[55] Robert S. Wistrich, “Theodore Herzl entre mystique et politique,” Perspectives, revue de l’Universite hebraïque de Jerusalem, No. 11, Terrres promises (Jerusalem: Magnes Press, 2004), 63-85. [French]

[56] Yosef Gorny, The State of Israel in Jewish Public Thought (London: Macmillan, 1994),

[57] Personal  interviews conducted by the author with Prof. Israel Gutman, 23 July 2003 (Jerusalem) and Prof. Yosef Gorny, 27 February 2004 (Tel Aviv).

[58] Nathan Glazer, American Judaism (Chicago: University of Chicago Press, 1988). In French translation: Les Juifs américains (Paris: Calmann Lévy, 1972), 272.

[59] Syrkin, “Eichmann and American Jewry.”

[60] E.g., Lawrence Lader, “The Road from Buchenwald,” New Republic, 20 September 1948, 16-19. This is an account of a kibbutz founded by concentration-camp survivors who had reached Palestine via the underground. Today it is Kibbutz Netzer Sereni.

[61] In the DP camps the Passover Seder took on new resonance.
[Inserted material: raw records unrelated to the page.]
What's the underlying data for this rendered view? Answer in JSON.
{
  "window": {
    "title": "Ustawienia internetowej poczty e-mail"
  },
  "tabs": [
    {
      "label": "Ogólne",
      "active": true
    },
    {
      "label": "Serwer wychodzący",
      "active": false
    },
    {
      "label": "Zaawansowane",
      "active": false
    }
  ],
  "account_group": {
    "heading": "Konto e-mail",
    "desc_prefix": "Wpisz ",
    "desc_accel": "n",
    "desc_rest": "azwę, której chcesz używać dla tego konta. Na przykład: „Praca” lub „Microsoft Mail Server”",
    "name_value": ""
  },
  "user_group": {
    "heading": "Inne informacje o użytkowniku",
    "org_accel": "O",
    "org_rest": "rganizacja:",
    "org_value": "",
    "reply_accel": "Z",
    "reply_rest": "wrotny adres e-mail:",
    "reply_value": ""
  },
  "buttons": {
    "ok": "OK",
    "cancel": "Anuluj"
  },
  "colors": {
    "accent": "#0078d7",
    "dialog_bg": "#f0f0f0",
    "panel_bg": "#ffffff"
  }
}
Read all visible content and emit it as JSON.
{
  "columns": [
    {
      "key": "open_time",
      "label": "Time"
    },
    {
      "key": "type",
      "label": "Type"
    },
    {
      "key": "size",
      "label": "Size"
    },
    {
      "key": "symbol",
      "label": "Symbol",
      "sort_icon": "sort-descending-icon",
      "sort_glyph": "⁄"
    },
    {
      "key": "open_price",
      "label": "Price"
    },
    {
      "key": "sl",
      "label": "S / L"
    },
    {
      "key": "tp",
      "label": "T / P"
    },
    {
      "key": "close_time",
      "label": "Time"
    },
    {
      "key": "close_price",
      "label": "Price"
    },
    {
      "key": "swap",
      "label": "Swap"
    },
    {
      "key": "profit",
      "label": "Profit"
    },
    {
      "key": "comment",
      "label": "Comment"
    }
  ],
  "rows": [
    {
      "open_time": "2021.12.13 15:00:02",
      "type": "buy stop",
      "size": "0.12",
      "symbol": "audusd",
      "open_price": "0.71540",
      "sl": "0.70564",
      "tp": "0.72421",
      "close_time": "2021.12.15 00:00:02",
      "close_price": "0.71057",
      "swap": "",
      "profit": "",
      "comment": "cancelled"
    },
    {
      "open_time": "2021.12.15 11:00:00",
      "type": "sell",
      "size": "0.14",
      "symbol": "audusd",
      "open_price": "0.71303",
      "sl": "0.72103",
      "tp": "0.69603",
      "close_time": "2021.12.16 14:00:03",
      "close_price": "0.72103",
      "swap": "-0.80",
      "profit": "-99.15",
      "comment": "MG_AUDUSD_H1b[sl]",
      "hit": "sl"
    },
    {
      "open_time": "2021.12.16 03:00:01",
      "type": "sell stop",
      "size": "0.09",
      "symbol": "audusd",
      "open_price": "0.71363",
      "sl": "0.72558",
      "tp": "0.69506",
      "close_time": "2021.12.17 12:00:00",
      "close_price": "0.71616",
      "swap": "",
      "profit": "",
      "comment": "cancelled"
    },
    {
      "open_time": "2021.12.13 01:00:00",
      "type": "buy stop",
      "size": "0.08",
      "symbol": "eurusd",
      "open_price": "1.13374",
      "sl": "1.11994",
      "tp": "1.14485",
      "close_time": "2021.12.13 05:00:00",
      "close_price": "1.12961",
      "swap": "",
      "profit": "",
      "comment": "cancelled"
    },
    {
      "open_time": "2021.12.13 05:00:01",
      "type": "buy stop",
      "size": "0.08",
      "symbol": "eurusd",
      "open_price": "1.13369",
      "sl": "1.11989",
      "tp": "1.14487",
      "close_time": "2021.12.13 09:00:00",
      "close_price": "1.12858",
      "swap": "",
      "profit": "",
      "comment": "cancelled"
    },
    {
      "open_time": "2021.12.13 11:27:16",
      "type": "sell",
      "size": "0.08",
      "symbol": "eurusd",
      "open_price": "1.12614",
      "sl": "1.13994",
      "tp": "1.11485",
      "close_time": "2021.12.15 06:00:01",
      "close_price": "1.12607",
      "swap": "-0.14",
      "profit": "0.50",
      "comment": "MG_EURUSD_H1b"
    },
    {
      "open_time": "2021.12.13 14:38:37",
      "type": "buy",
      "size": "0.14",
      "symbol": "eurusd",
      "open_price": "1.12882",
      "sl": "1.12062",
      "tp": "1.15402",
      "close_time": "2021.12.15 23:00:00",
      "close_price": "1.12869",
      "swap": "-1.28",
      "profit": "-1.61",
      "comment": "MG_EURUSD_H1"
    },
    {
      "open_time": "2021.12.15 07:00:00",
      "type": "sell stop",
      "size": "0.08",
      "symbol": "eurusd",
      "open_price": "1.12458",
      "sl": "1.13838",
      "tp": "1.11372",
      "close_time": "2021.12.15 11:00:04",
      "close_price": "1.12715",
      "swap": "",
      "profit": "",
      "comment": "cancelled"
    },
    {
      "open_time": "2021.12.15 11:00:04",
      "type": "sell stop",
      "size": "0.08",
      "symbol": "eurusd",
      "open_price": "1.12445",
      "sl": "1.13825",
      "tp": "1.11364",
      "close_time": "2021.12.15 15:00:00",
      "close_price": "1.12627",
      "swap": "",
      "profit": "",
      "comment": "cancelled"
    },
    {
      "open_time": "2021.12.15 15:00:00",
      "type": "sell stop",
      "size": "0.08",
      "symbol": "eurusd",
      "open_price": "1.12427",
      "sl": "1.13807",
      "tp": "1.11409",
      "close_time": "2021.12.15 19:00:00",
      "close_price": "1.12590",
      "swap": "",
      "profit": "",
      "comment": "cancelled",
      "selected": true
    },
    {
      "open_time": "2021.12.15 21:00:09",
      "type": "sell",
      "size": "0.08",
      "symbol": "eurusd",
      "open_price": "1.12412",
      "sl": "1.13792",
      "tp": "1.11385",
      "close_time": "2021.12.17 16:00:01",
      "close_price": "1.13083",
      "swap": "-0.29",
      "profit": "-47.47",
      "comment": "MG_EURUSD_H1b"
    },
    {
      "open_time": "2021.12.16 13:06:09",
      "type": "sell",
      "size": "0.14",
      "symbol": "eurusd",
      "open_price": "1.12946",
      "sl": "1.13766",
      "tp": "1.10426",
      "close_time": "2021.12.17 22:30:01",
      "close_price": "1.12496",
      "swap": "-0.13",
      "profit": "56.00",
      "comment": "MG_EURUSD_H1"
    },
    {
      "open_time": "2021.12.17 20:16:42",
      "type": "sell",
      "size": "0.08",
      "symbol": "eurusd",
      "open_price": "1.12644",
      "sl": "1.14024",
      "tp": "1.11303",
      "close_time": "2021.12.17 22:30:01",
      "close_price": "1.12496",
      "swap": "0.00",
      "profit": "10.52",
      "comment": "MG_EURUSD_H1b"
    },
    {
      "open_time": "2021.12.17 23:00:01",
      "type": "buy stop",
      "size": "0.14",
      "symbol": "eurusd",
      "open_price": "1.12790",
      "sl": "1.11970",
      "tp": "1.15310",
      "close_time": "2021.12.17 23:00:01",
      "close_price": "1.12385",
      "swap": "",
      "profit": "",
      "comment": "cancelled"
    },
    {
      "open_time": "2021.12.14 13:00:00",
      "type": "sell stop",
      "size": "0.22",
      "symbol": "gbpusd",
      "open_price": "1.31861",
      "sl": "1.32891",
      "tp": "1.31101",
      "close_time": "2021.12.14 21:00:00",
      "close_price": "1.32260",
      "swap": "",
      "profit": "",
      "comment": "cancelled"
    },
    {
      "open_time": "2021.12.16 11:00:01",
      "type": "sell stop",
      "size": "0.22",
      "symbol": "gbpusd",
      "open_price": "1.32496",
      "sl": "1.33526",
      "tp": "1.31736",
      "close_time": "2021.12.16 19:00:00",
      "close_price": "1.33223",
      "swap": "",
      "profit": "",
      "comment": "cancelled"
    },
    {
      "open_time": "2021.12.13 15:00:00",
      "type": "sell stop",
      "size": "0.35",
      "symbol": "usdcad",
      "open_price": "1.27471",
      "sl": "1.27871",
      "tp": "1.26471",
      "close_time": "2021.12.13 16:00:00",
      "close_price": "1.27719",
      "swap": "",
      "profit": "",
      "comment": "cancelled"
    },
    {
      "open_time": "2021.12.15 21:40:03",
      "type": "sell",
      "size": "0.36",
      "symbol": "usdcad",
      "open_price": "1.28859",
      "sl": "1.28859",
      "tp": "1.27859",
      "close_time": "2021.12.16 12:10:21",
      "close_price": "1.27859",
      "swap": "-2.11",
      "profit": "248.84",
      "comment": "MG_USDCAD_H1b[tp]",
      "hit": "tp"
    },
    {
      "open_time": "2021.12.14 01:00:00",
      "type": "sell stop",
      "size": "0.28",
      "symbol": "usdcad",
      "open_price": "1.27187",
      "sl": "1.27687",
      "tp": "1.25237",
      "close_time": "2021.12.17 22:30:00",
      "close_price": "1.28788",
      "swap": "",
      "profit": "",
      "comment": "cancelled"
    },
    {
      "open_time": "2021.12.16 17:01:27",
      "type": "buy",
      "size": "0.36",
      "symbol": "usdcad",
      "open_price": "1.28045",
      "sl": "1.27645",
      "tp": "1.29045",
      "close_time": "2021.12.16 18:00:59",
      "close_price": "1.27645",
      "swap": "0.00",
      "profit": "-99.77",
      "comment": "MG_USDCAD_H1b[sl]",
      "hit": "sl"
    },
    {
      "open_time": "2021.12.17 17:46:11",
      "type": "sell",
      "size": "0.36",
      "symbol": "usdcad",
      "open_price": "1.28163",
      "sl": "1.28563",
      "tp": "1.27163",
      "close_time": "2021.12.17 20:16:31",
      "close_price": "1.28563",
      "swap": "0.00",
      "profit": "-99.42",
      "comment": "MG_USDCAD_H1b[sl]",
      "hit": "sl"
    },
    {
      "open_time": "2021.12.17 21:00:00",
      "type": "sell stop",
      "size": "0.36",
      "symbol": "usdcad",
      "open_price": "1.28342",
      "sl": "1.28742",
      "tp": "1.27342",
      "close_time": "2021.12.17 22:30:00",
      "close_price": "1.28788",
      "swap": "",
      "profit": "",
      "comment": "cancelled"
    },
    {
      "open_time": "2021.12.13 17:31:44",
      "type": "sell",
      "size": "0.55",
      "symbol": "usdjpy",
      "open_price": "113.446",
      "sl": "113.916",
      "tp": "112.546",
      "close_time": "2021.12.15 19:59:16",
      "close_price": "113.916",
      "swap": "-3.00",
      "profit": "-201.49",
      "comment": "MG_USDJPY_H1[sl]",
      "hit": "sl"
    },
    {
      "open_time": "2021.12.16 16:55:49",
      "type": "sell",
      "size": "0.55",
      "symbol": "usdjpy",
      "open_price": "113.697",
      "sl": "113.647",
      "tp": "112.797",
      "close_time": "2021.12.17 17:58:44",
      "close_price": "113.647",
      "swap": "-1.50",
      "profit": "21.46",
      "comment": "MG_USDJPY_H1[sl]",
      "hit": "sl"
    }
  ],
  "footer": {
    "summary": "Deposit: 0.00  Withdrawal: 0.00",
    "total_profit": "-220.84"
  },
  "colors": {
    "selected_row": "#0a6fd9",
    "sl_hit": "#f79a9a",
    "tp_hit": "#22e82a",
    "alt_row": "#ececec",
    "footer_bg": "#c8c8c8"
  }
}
See Françoise Ouzan, “Rebuilding Jewish Identities in Displaced Persons Camps in Germany (1945-1957),” Bulletin du Centre de Recherche Français de Jérusalem, No. 14 (2004): 98-111. The author is grateful to the Fondation pour la Mémoire de la Shoah for support for research on Holocaust survivors.

About Dr. Françoise S. Ouzan

Dr. Françoise S. Ouzan is associate professor and currently an affiliated scholar at the Goldstein-Goren Diaspora Research Center of Tel Aviv University and an associate researcher at the French Research Center in Jerusalem (CRFJ, CNRS). She has published several works on immigration and postwar Jewish identity.